* Try it *
Exactly as they stand, set down all of the records again.

Entries from a dataset of interfaces:
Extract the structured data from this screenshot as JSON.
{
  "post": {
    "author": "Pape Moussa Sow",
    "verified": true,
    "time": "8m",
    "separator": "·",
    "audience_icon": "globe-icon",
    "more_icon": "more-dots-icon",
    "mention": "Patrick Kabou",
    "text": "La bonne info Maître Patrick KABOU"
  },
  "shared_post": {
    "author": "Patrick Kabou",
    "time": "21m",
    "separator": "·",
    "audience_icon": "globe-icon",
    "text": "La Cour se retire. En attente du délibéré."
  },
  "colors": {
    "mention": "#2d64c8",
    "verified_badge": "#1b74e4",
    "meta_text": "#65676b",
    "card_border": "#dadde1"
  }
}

* Problem solution *
Extract the structured data from this screenshot as JSON.
{
  "post": {
    "author": "Pape Moussa Sow",
    "verified": true,
    "time": "8m",
    "separator": "·",
    "audience_icon": "globe-icon",
    "more_icon": "more-dots-icon",
    "mention": "Patrick Kabou",
    "text": "La bonne info Maître Patrick KABOU"
  },
  "shared_post": {
    "author": "Patrick Kabou",
    "time": "21m",
    "separator": "·",
    "audience_icon": "globe-icon",
    "text": "La Cour se retire. En attente du délibéré."
  },
  "colors": {
    "mention": "#2d64c8",
    "verified_badge": "#1b74e4",
    "meta_text": "#65676b",
    "card_border": "#dadde1"
  }
}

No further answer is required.